_Element data from apps and pages_
[Start of section]

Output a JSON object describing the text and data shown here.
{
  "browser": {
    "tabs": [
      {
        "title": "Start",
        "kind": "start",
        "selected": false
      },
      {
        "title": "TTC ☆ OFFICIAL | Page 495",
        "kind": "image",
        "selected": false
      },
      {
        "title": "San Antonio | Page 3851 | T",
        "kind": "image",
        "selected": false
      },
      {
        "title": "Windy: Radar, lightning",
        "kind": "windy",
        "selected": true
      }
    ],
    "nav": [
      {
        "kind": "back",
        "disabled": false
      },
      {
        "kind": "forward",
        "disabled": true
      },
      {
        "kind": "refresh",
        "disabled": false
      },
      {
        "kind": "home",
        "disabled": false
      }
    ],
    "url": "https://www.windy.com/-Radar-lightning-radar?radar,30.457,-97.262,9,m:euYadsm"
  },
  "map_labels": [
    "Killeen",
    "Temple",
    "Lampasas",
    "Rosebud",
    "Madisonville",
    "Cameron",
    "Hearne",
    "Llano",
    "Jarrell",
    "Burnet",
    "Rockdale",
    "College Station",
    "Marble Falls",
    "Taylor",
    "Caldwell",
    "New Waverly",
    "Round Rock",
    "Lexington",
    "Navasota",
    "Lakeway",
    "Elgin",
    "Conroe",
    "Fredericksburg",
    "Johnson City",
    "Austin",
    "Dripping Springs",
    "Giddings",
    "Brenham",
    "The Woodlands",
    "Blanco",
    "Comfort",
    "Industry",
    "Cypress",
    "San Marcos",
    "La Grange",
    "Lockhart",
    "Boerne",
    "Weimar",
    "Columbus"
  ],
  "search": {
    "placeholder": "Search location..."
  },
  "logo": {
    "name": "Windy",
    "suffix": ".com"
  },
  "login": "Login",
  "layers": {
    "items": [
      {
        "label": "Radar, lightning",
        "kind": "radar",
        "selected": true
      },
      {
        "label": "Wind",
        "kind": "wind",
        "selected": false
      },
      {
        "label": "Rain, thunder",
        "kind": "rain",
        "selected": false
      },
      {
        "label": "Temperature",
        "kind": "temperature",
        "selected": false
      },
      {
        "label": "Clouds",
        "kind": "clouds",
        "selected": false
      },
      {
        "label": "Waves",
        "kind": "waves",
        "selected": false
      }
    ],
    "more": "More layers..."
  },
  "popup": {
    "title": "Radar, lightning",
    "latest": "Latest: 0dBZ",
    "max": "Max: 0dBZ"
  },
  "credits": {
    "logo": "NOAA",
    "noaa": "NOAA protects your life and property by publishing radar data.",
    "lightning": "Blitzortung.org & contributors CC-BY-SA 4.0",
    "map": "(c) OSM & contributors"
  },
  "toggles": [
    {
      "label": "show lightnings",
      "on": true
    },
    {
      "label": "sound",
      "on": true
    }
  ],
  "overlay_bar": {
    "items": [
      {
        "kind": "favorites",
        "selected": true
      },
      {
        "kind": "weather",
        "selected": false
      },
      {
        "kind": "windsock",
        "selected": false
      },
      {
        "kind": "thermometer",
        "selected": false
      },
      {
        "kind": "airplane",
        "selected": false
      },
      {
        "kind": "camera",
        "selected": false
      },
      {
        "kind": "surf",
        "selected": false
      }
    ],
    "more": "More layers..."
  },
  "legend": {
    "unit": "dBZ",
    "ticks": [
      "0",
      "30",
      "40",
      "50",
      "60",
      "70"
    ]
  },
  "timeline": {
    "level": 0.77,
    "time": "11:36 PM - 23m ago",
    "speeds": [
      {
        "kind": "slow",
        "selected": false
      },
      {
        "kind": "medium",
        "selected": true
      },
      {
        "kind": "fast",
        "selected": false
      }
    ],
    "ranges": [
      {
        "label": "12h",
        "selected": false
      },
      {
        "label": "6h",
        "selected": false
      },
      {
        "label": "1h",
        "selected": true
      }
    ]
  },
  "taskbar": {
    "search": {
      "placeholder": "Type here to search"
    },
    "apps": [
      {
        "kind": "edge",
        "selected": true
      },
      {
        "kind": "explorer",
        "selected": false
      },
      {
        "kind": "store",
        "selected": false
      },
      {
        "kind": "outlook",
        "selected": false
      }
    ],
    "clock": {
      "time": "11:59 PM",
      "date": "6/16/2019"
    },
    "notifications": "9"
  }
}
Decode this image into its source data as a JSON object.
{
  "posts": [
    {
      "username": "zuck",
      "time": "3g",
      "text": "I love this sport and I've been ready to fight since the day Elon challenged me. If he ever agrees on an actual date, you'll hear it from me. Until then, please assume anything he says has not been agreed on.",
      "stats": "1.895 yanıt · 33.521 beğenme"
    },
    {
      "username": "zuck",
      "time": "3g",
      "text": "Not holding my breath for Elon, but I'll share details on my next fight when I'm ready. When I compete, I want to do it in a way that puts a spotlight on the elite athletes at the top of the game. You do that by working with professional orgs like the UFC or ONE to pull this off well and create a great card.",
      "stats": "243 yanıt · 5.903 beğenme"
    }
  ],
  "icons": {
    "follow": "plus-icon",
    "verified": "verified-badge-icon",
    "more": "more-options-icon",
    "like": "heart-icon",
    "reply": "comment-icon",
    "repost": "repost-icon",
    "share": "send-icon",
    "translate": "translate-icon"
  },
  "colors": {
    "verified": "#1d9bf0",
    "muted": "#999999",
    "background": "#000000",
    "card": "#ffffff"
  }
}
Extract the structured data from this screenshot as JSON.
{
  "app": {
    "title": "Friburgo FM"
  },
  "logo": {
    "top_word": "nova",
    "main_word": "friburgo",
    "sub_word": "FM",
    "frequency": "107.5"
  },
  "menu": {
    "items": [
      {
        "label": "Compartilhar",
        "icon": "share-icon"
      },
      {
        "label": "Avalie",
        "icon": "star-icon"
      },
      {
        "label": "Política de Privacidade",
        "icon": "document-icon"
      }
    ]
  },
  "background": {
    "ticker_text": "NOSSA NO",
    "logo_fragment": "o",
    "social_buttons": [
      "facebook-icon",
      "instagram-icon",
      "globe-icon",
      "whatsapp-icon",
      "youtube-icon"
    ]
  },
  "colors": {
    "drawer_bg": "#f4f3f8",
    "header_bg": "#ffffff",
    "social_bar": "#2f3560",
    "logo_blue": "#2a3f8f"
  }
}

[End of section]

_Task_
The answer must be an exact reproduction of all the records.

_Task answer_
Output a JSON object describing the text and data shown here.
{
  "browser": {
    "tabs": [
      {
        "title": "Start",
        "kind": "start",
        "selected": false
      },
      {
        "title": "TTC ☆ OFFICIAL | Page 495",
        "kind": "image",
        "selected": false
      },
      {
        "title": "San Antonio | Page 3851 | T",
        "kind": "image",
        "selected": false
      },
      {
        "title": "Windy: Radar, lightning",
        "kind": "windy",
        "selected": true
      }
    ],
    "nav": [
      {
        "kind": "back",
        "disabled": false
      },
      {
        "kind": "forward",
        "disabled": true
      },
      {
        "kind": "refresh",
        "disabled": false
      },
      {
        "kind": "home",
        "disabled": false
      }
    ],
    "url": "https://www.windy.com/-Radar-lightning-radar?radar,30.457,-97.262,9,m:euYadsm"
  },
  "map_labels": [
    "Killeen",
    "Temple",
    "Lampasas",
    "Rosebud",
    "Madisonville",
    "Cameron",
    "Hearne",
    "Llano",
    "Jarrell",
    "Burnet",
    "Rockdale",
    "College Station",
    "Marble Falls",
    "Taylor",
    "Caldwell",
    "New Waverly",
    "Round Rock",
    "Lexington",
    "Navasota",
    "Lakeway",
    "Elgin",
    "Conroe",
    "Fredericksburg",
    "Johnson City",
    "Austin",
    "Dripping Springs",
    "Giddings",
    "Brenham",
    "The Woodlands",
    "Blanco",
    "Comfort",
    "Industry",
    "Cypress",
    "San Marcos",
    "La Grange",
    "Lockhart",
    "Boerne",
    "Weimar",
    "Columbus"
  ],
  "search": {
    "placeholder": "Search location..."
  },
  "logo": {
    "name": "Windy",
    "suffix": ".com"
  },
  "login": "Login",
  "layers": {
    "items": [
      {
        "label": "Radar, lightning",
        "kind": "radar",
        "selected": true
      },
      {
        "label": "Wind",
        "kind": "wind",
        "selected": false
      },
      {
        "label": "Rain, thunder",
        "kind": "rain",
        "selected": false
      },
      {
        "label": "Temperature",
        "kind": "temperature",
        "selected": false
      },
      {
        "label": "Clouds",
        "kind": "clouds",
        "selected": false
      },
      {
        "label": "Waves",
        "kind": "waves",
        "selected": false
      }
    ],
    "more": "More layers..."
  },
  "popup": {
    "title": "Radar, lightning",
    "latest": "Latest: 0dBZ",
    "max": "Max: 0dBZ"
  },
  "credits": {
    "logo": "NOAA",
    "noaa": "NOAA protects your life and property by publishing radar data.",
    "lightning": "Blitzortung.org & contributors CC-BY-SA 4.0",
    "map": "(c) OSM & contributors"
  },
  "toggles": [
    {
      "label": "show lightnings",
      "on": true
    },
    {
      "label": "sound",
      "on": true
    }
  ],
  "overlay_bar": {
    "items": [
      {
        "kind": "favorites",
        "selected": true
      },
      {
        "kind": "weather",
        "selected": false
      },
      {
        "kind": "windsock",
        "selected": false
      },
      {
        "kind": "thermometer",
        "selected": false
      },
      {
        "kind": "airplane",
        "selected": false
      },
      {
        "kind": "camera",
        "selected": false
      },
      {
        "kind": "surf",
        "selected": false
      }
    ],
    "more": "More layers..."
  },
  "legend": {
    "unit": "dBZ",
    "ticks": [
      "0",
      "30",
      "40",
      "50",
      "60",
      "70"
    ]
  },
  "timeline": {
    "level": 0.77,
    "time": "11:36 PM - 23m ago",
    "speeds": [
      {
        "kind": "slow",
        "selected": false
      },
      {
        "kind": "medium",
        "selected": true
      },
      {
        "kind": "fast",
        "selected": false
      }
    ],
    "ranges": [
      {
        "label": "12h",
        "selected": false
      },
      {
        "label": "6h",
        "selected": false
      },
      {
        "label": "1h",
        "selected": true
      }
    ]
  },
  "taskbar": {
    "search": {
      "placeholder": "Type here to search"
    },
    "apps": [
      {
        "kind": "edge",
        "selected": true
      },
      {
        "kind": "explorer",
        "selected": false
      },
      {
        "kind": "store",
        "selected": false
      },
      {
        "kind": "outlook",
        "selected": false
      }
    ],
    "clock": {
      "time": "11:59 PM",
      "date": "6/16/2019"
    },
    "notifications": "9"
  }
}
Decode this image into its source data as a JSON object.
{
  "posts": [
    {
      "username": "zuck",
      "time": "3g",
      "text": "I love this sport and I've been ready to fight since the day Elon challenged me. If he ever agrees on an actual date, you'll hear it from me. Until then, please assume anything he says has not been agreed on.",
      "stats": "1.895 yanıt · 33.521 beğenme"
    },
    {
      "username": "zuck",
      "time": "3g",
      "text": "Not holding my breath for Elon, but I'll share details on my next fight when I'm ready. When I compete, I want to do it in a way that puts a spotlight on the elite athletes at the top of the game. You do that by working with professional orgs like the UFC or ONE to pull this off well and create a great card.",
      "stats": "243 yanıt · 5.903 beğenme"
    }
  ],
  "icons": {
    "follow": "plus-icon",
    "verified": "verified-badge-icon",
    "more": "more-options-icon",
    "like": "heart-icon",
    "reply": "comment-icon",
    "repost": "repost-icon",
    "share": "send-icon",
    "translate": "translate-icon"
  },
  "colors": {
    "verified": "#1d9bf0",
    "muted": "#999999",
    "background": "#000000",
    "card": "#ffffff"
  }
}
Extract the structured data from this screenshot as JSON.
{
  "app": {
    "title": "Friburgo FM"
  },
  "logo": {
    "top_word": "nova",
    "main_word": "friburgo",
    "sub_word": "FM",
    "frequency": "107.5"
  },
  "menu": {
    "items": [
      {
        "label": "Compartilhar",
        "icon": "share-icon"
      },
      {
        "label": "Avalie",
        "icon": "star-icon"
      },
      {
        "label": "Política de Privacidade",
        "icon": "document-icon"
      }
    ]
  },
  "background": {
    "ticker_text": "NOSSA NO",
    "logo_fragment": "o",
    "social_buttons": [
      "facebook-icon",
      "instagram-icon",
      "globe-icon",
      "whatsapp-icon",
      "youtube-icon"
    ]
  },
  "colors": {
    "drawer_bg": "#f4f3f8",
    "header_bg": "#ffffff",
    "social_bar": "#2f3560",
    "logo_blue": "#2a3f8f"
  }
}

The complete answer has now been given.